One of the hardest challenges in business is knowing when to use an interim solution and when to start over from scratch.
From a pure financial perspective, interim solutions almost always win out. I see this regularly in the software industry. The progress looks something like this:
- You (i.e. your company) write a piece of software. It is successful and useful and sells and grows.
- Over time, you add more and more features and capabilities, leading to a more useful but more complex product.
- Eventually some of the underlying components or delivery mechanisms change, leading to a new preferred design.
- You struggle with whether or not to invest in rebuilding the product based on new technology vs. using interim solutions.
A great example of when not to rebuild appears in Eric Jackson’s excellent “The PayPal Wars.”
When technologies such as components or delivery mechanisms change, as they inevitably do, companies step in to provide bridging solutions that get you from point A to point B without having to rebuild.
Nine times out of ten, the bridging solution is the “obvious” choice. Rather than invest $1MM in rebuilding it now, you can spend a lot less on licensing some product, often on a subscription basis. Problem solved, didn’t cost us too much (and no capex!), and we can keep going!
Much of the time, this analysis is correct. But it can be dangerous.
First, while the interim solution that made sense day 1 may make less sense on day 120, year 365 or later. Bridging solutions are not there to do you a favour; they are there to make money. As such, they usually make sense only in a relatively small context. Beyond a certain scale – which changes with each particular case – the economics of the interim solution may add up no longer.
Second, you need to look at the competitive environment. Just because you don’t want to invest in building a better product from scratch, possibly because you lack the skills in newer technologies, doesn’t mean some competitor doesn’t! If your business is worth your investing in every single day, it is worth it for someone else to as well.

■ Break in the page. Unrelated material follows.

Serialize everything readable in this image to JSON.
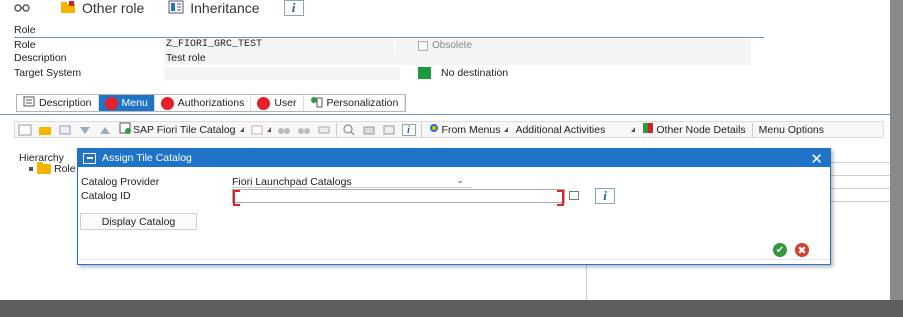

In many ways, the competitive environment is more important than the financial analysis. Cash is king, and cash invested in the business is a way to enable growth and future profits. If the competitive environment changes underneath you, no amount of cash saved from a better investment choice will help.
Does this mean that an interim or bridging solution should never be chosen? Absolutely not. Interim solutions can be an excellent choice for an extended period of time. If the product is in the “cash cow” phase, it might be the permanent solution for the rest of the product’s life.
It does mean that when deciding whether to replace a product or use a bridging solution, always:
- Do the analysis not just today, but for the future. Ask the question: at what scale will the bridging solution no longer make economic sense?
- Revisit the financial analysis at least twice a year, preferably once a quarter. Did the economics of rebuild improve? Did the scale of bridging deteriorate?
- Consider not just the internal financial environment, but the external competitive environment. Who else will offer a similar product? What will they use? How will it be better than our bridged interim solution? When will they start to become a threat?
- Revisit the competitive analysis at least once a quarter. Did new competitors arise? How are they and existing ones offering services? Make this part of a general regular competitive analysis.
- Begin gaining the skills necessary for replacement immediately. Accept that you will have to rebuild someday; if you wait until it is urgent, and only then begin to learn how to design, build, deploy and operate it, you may be too late.
The decision between bridging existing technology and replacing it is both a financial analysis and a strategic competitive analysis. Neglect either at your peril, and revisit the assumptions and analyses regularly. Never let competitors steal a market you own because you didn’t check if your 18-month-old assumptions are still accurate.
What product in your offerings is based on older designs and technology whose life is being extended by bridging solutions? Have you performed an accurate financial analysis recently? Do you know who else is nipping at your heels or moving silently under the radar? Do you really know how to build and operate the replacement?
Ask us to help you determine the product’s financial and competitive present and future, and plan for its next generation of life.